Our intuition for what makes a good ratio sensor could only take us so far. From the very first stages of design, we wanted to back up and test our ideas with mathematical tools. Luckily, we found that solving the equations of mass action kinetics at steady-state was enough to give us clear design criteria. We present the mathematical basis for sensors that are capable of sensing a single ratio digitally, or many ratios in an analog fashion.

Kinase/Phosphatase System

Throughout this derivation, we refer to Goldbeter and Koshland's seminal work on the kinetics of emzyme pairs [1]. For an opposing pair of enzymes X and Y modifying and unmodifying a substrate Z with modification p,


From Michaelis-Menten kinetics we know that the rate at which Zp is dephosphorylated is

R1.JPG [2]

and the rate at which Z is phosphorylated is

R2.JPG [2]

We also know that Z can be modified an unmodified, but its total is conserved: [Z]o = [Zp] + [Z]

At steady state, modification and unmodification rates are equal, leading us to

1stblock.JPG [2]


2nd block.JPG [2]

Rearranging gives


Now, assume that the two opposing enzymes are nowhere near being saturated with substrate:


which is the equation for a Michaelis-Menten-shaped curve as shown below:


So, the fraction of modified substrate is a saturating function of the ratio of inputs, the half-max value is the ratio of the strengths of the two enzymes, and the fraction of unmodified substrate is a linear function of the ratio of inputs,


We now know that the requirements for this analog ratio sensor are

  1. Consistent relationships between inputs and enzyme activities (non-trivial)
  2. A non-saturating amount of substrate

But what happens if we disobey requirement 1? Let's increase the amount of substrate to saturation so that


When the enzymes are saturated, the only steady-state solution is v1 = v2. Any ratio of v1/v2 below this, and all the substrate becomes modified. Any ratio above and all the substrate becomes unmodified. Simply by changing the concentration of substrate, we have converted our analog ratio sensor to a digital ratio sensor.

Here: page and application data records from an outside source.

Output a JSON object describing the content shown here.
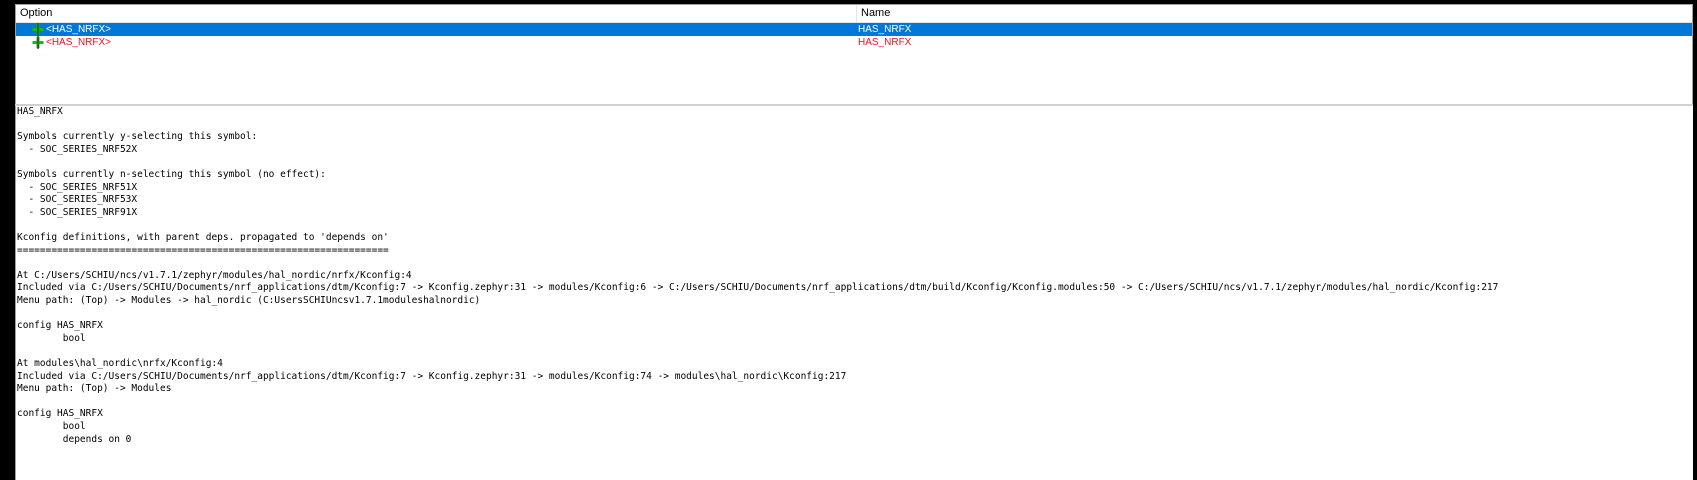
{
  "tree": {
    "columns": {
      "option": "Option",
      "name": "Name"
    },
    "rows": [
      {
        "option": "<HAS_NRFX>",
        "name": "HAS_NRFX",
        "icon": "green-plus-icon",
        "selected": true
      },
      {
        "option": "<HAS_NRFX>",
        "name": "HAS_NRFX",
        "icon": "green-plus-icon",
        "selected": false
      }
    ]
  },
  "colors": {
    "selection": "#0078d7",
    "red_text": "#e81123",
    "icon_green": "#1db51d"
  },
  "info": {
    "lines": [
      "HAS_NRFX",
      "",
      "Symbols currently y-selecting this symbol:",
      "  - SOC_SERIES_NRF52X",
      "",
      "Symbols currently n-selecting this symbol (no effect):",
      "  - SOC_SERIES_NRF51X",
      "  - SOC_SERIES_NRF53X",
      "  - SOC_SERIES_NRF91X",
      "",
      "Kconfig definitions, with parent deps. propagated to 'depends on'",
      "=================================================================",
      "",
      "At C:/Users/SCHIU/ncs/v1.7.1/zephyr/modules/hal_nordic/nrfx/Kconfig:4",
      "Included via C:/Users/SCHIU/Documents/nrf_applications/dtm/Kconfig:7 -> Kconfig.zephyr:31 -> modules/Kconfig:6 -> C:/Users/SCHIU/Documents/nrf_applications/dtm/build/Kconfig/Kconfig.modules:50 -> C:/Users/SCHIU/ncs/v1.7.1/zephyr/modules/hal_nordic/Kconfig:217",
      "Menu path: (Top) -> Modules -> hal_nordic (C:UsersSCHIUncsv1.7.1moduleshalnordic)",
      "",
      "config HAS_NRFX",
      "        bool",
      "",
      "At modules\\hal_nordic\\nrfx/Kconfig:4",
      "Included via C:/Users/SCHIU/Documents/nrf_applications/dtm/Kconfig:7 -> Kconfig.zephyr:31 -> modules/Kconfig:74 -> modules\\hal_nordic\\Kconfig:217",
      "Menu path: (Top) -> Modules",
      "",
      "config HAS_NRFX",
      "        bool",
      "        depends on 0"
    ]
  }
}
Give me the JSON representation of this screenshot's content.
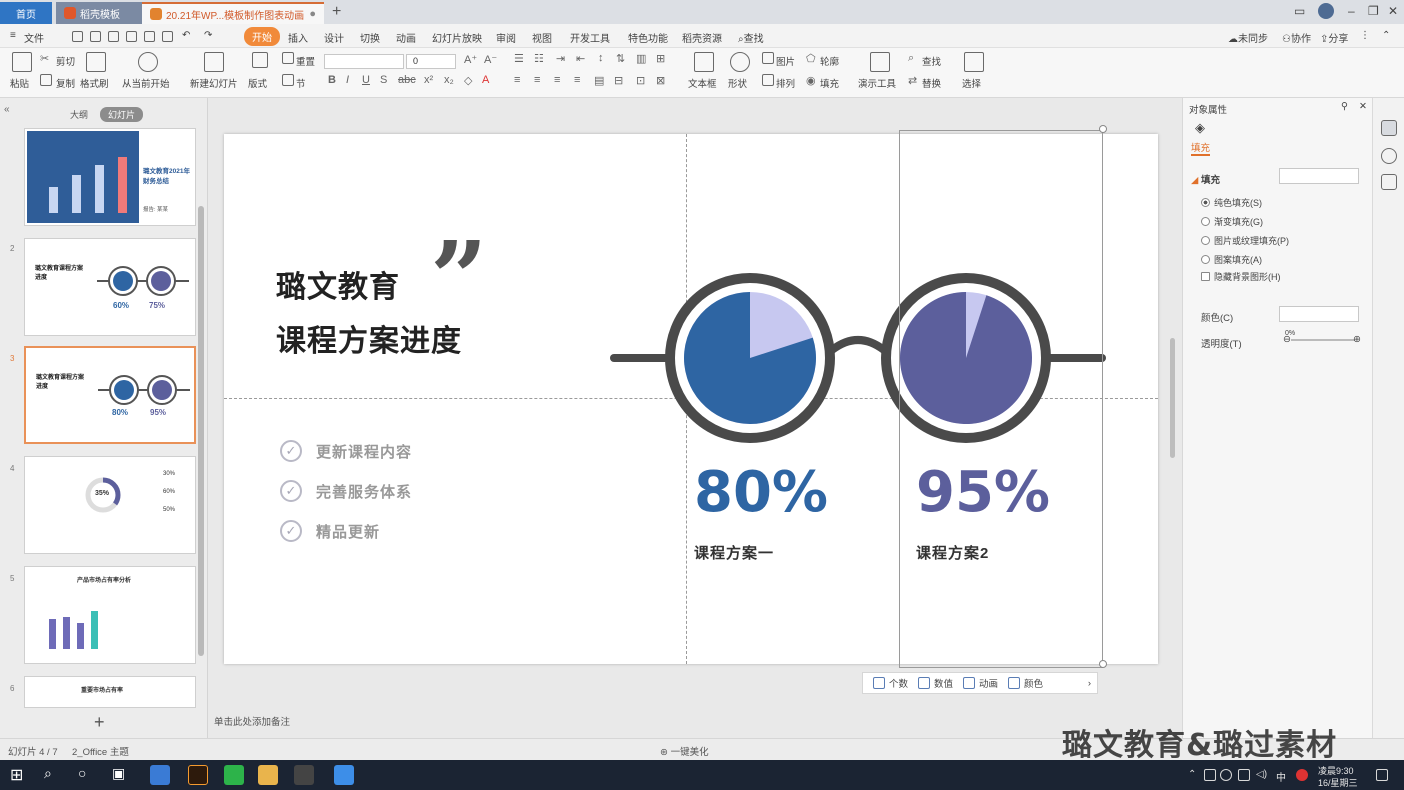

The requirements for this digital ratio sensor are:

  1. Consistent relationships between inputs and enzyme activities (non-trivial)
  2. An amount of substrate sufficient to saturate both opposing enzymes

sRNA System

This sRNA system is bases its analysis on the work of Nicolas Buchler. [3]

Consider an sRNA that can bind to an mRNA and inhibit its translation. The pair binds and dissociates with dissociation constant Kd.

For a moment, imagine that this interaction is infinitely strong, such that Kd -> 0. In this case, all the mRNA available will bind to the sRNA, until every sRNA is occupied by one mRNA. Once this threshold, defined by the total sRNA concentration, is reached, additional mRNA added is free to be translated. Here we show the accumulation of translatable free mRNA, and hence Gene Expression vs. total mRNA, in the presence of varying concentrations of infinitely strong sRNA


At the point that the sRNA becomes saturated, two interesting things occur.

  1. There is a sharp transition between no gene expression and a linearly-increasing amount of gene expression.
  2. This transition occurs only when the concentration of mRNA is equal to the concentration of sRNA.

We have designed a sensor that responds to a 1:1 mRNA:sRNA ratio with a sharp change in output.

But will this system have the same desirable properties when the sRNA is only realistically strong? Here we assume a 1 nM interaction between sRNA and mRNA


We find that the transition is still quite sharp when the sRNA has a realistic dissociation constant.


[1] Goldbeter A, Koshland DE Jr.: An amplified sensitivity arising from covalent modification in biological systems. PNAS. 1981 Nov; 78(11) 6840-4.

[2] Goldbeter-Koshland kinetics In Wikipedia. Retrieved July 13, 2010, from

[3] Buchler NE, Luis M. Molecular titration and ultrasensitivity in regulatory networks. J. Mol. Biol. 2008 Dec 31; 384(5):1106-19